We are now officially in danger of driving over everyone's own personal "fiscal cliff" as we approach our December holidays.
Although I just used the "h-word," let me note that I keep Christmas in my heart (and St. Patrick's Day in my desk drawer) all year long. Nonetheless, my financial advice goes out to all my readers, whether they celebrate Christmas, Hanukkah, Kwanza, Yule, Brumalia, the Feast of Ullr or National Safety Razor Day.
Yule have to budget
To avoid overshooting your own financial precipice, start with your budget. Total what you spent last holiday season on everything -- gifts, stamps for Christmas cards, festive toothpicks and creamed pickled herring. Review your checkbook and bank statements, or just take your best guess.
Next, eliminate everything you can. For example, I will make do with my old "Fireplace for Your Home" DVD, which features one compelling hour of a crackling fireplace log. Sure, I could spring for a Blu-Ray edition, but the old one is plenty adequate to drive my brother nuts.
Finally, check your savings. Hahaha! (I love that joke). Seriously, there are people who really save money in a special account all year, what with the holidays occurring on a mostly regular basis. And they don't whine about low bank rates because the only rate they care about is the 21.99 percent credit card interest rate they won't be paying.
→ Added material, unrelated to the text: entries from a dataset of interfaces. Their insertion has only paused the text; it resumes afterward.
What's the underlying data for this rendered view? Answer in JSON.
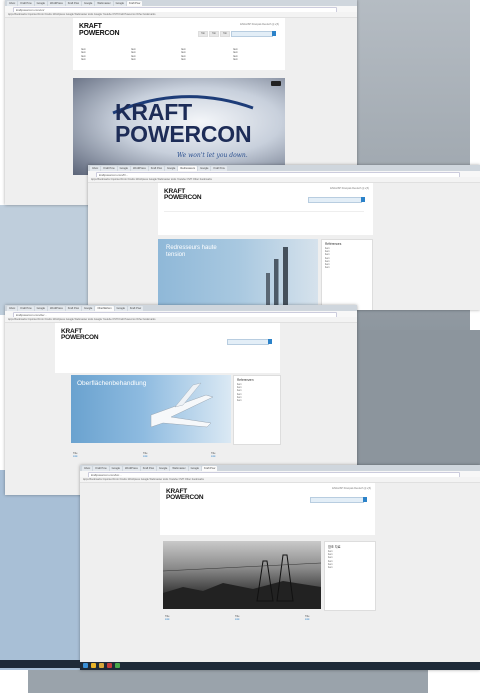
{
  "brand": {
    "line1": "KRAFT",
    "line2": "POWERCON"
  },
  "hero_banner": {
    "tagline": "We won't let you down."
  },
  "top_links": {
    "label": "ENGLISH  Français  Deutsch  한국어"
  },
  "shot1": {
    "tabs": [
      "Inbox",
      "Kraft Pow",
      "Google",
      "WordPress",
      "Kraft Pow",
      "Google",
      "Webmaster",
      "Google",
      "Kraft Pow"
    ],
    "url": "kraftpowercon.com/en/",
    "bookmarks": "Apps  Bookmarks  Imported From Firefox  Wordpress  Google  Webmaster tools  Google  Youtube  OVH  Kraft Powercon  Other bookmarks",
    "nav_buttons": [
      "Tab",
      "Tab",
      "Tab"
    ],
    "menu": [
      {
        "items": [
          "Item",
          "Item",
          "Item",
          "Item"
        ]
      },
      {
        "items": [
          "Item",
          "Item",
          "Item",
          "Item"
        ]
      },
      {
        "items": [
          "Item",
          "Item",
          "Item",
          "Item"
        ]
      },
      {
        "items": [
          "Item",
          "Item",
          "Item",
          "Item"
        ]
      }
    ]
  },
  "shot2": {
    "tabs": [
      "Inbox",
      "Kraft Pow",
      "Google",
      "WordPress",
      "Kraft Pow",
      "Google",
      "Redresseurs",
      "Google",
      "Kraft Pow"
    ],
    "url": "kraftpowercon.com/fr/...",
    "bookmarks": "Apps  Bookmarks  Imported From Firefox  Wordpress  Google  Webmaster tools  Youtube  OVH  Other bookmarks",
    "hero_title": "Redresseurs haute tension",
    "sidebar_title": "Références",
    "sidebar_items": [
      "Item",
      "Item",
      "Item",
      "Item",
      "Item",
      "Item",
      "Item"
    ]
  },
  "shot3": {
    "tabs": [
      "Inbox",
      "Kraft Pow",
      "Google",
      "WordPress",
      "Kraft Pow",
      "Google",
      "Oberflächen",
      "Google",
      "Kraft Pow"
    ],
    "url": "kraftpowercon.com/de/...",
    "hero_title": "Oberflächenbehandlung",
    "sidebar_title": "Referenzen",
    "sidebar_items": [
      "Item",
      "Item",
      "Item",
      "Item",
      "Item",
      "Item"
    ],
    "bottom_cols": [
      {
        "title": "Title",
        "link": "Link"
      },
      {
        "title": "Title",
        "link": "Link"
      },
      {
        "title": "Title",
        "link": "Link"
      }
    ]
  },
  "shot4": {
    "tabs": [
      "Inbox",
      "Kraft Pow",
      "Google",
      "WordPress",
      "Kraft Pow",
      "Google",
      "Webmaster",
      "Google",
      "Kraft Pow"
    ],
    "url": "kraftpowercon.com/ko/...",
    "sidebar_title": "참조 자료",
    "sidebar_items": [
      "Item",
      "Item",
      "Item",
      "Item",
      "Item",
      "Item"
    ],
    "bottom_cols": [
      {
        "title": "Title",
        "link": "Link"
      },
      {
        "title": "Title",
        "link": "Link"
      },
      {
        "title": "Title",
        "link": "Link"
      }
    ]
  },
  "colors": {
    "accent": "#2b82c9",
    "hero_blue": "#7fb0d6",
    "taskbar": "#1e2a38"
  }
}
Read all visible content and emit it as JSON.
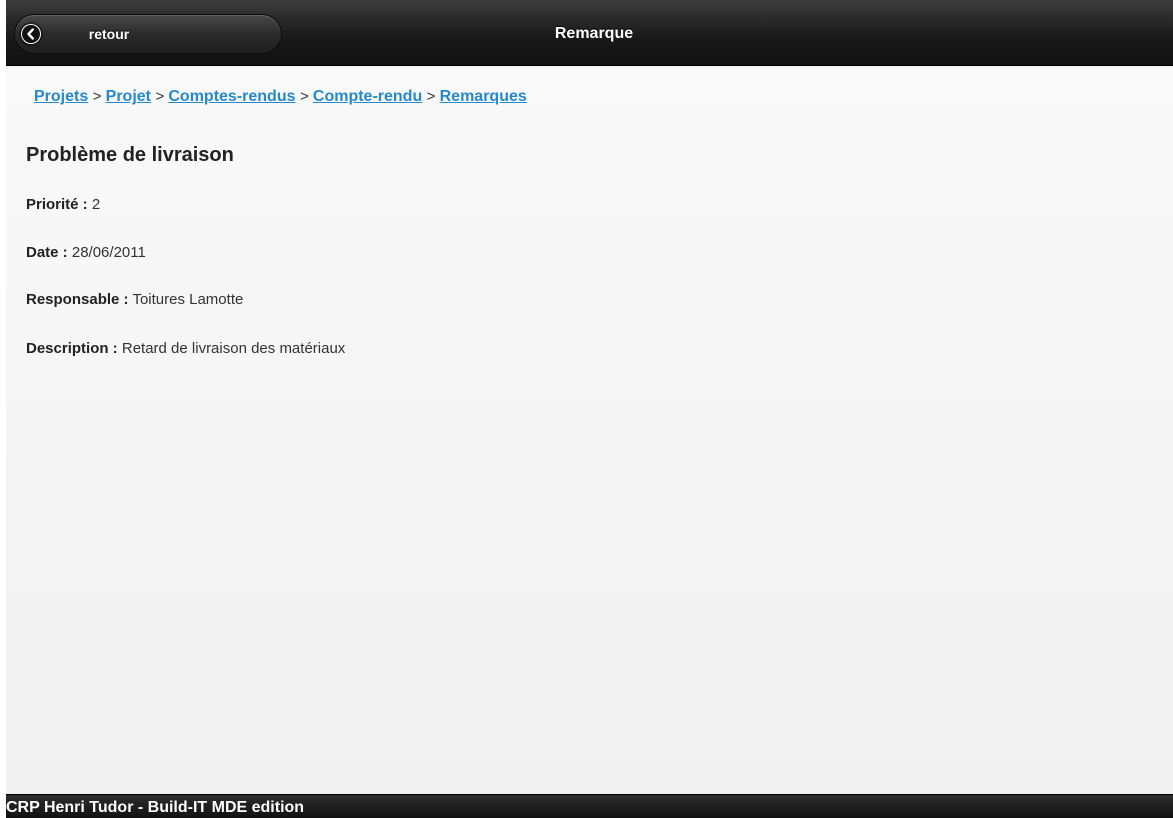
{
  "header": {
    "back_label": "retour",
    "title": "Remarque",
    "back_icon": "chevron-left-circle-icon"
  },
  "breadcrumb": {
    "items": [
      "Projets",
      "Projet",
      "Comptes-rendus",
      "Compte-rendu",
      "Remarques"
    ],
    "separator": ">"
  },
  "remark": {
    "title": "Problème de livraison",
    "fields": [
      {
        "label": "Priorité :",
        "value": "2"
      },
      {
        "label": "Date :",
        "value": "28/06/2011"
      },
      {
        "label": "Responsable :",
        "value": "Toitures Lamotte"
      },
      {
        "label": "Description :",
        "value": "Retard de livraison des matériaux"
      }
    ]
  },
  "footer": {
    "text": "CRP Henri Tudor - Build-IT MDE edition"
  },
  "colors": {
    "link": "#2489ce",
    "bar": "#1a1a1a"
  }
}
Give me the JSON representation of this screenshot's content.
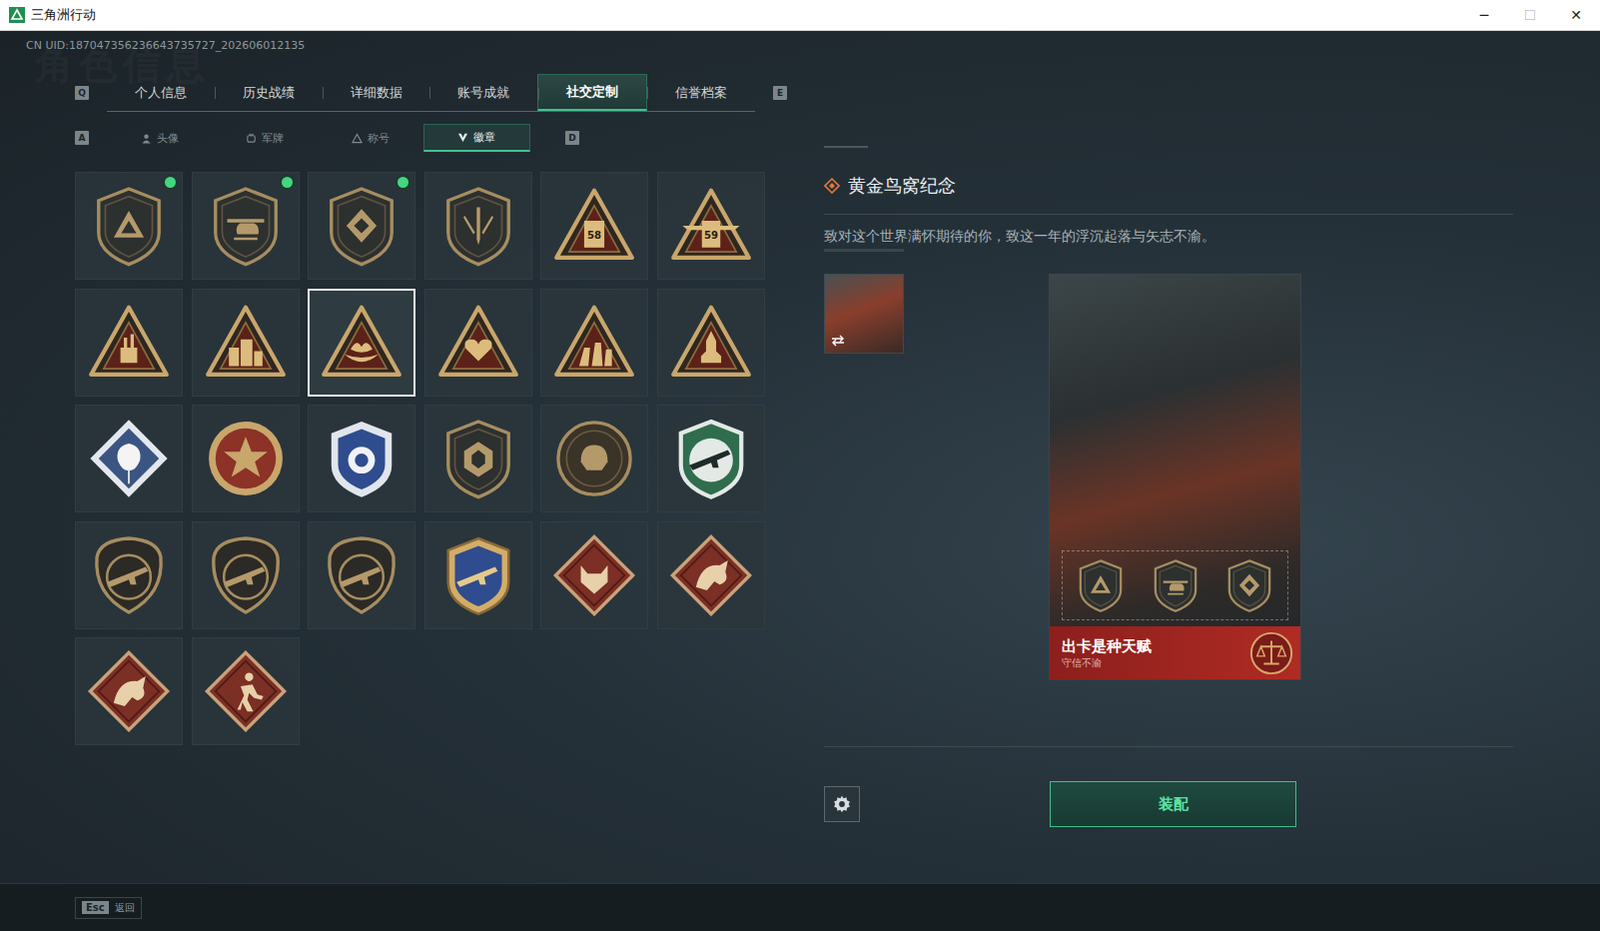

If you don't have savings, cut your current spending, clip extra coupons, cash in gift cards or return those deposit beer bottles. If you must charge something you can't pay off when the bill comes, like a plane ticket because it's Uncle Bill's first Christmas home from Afghanistan, make a plan to pay it off in three months or less. (Also, "Then I win the Lotto!" is not a plan.)
Ticked-off at half price!
Now that you've got your budget and your list, go shop like a ninja. Check the newspapers; talk to friends; go online; read Mary Hunt's "Debt-Proof Your Christmas." There are hundreds of strategies. For example, if you see a buy-one-get-one free sale for Isotoner slipper socks, you and a friend can go in together. Now you can both tick a relative off your list for half the price.
You've got about four weeks to shop, and if you're disciplined and creative, you can find a way to have a perfectly nice, financially sane holiday well within your budget. Then in January, you know exactly how much to save during 2013, because just like they say every year, Safety Razor Day comes around.
(Brian J. O'Connor is an award-winning columnist for The Detroit News. Contact him at email@example.com.)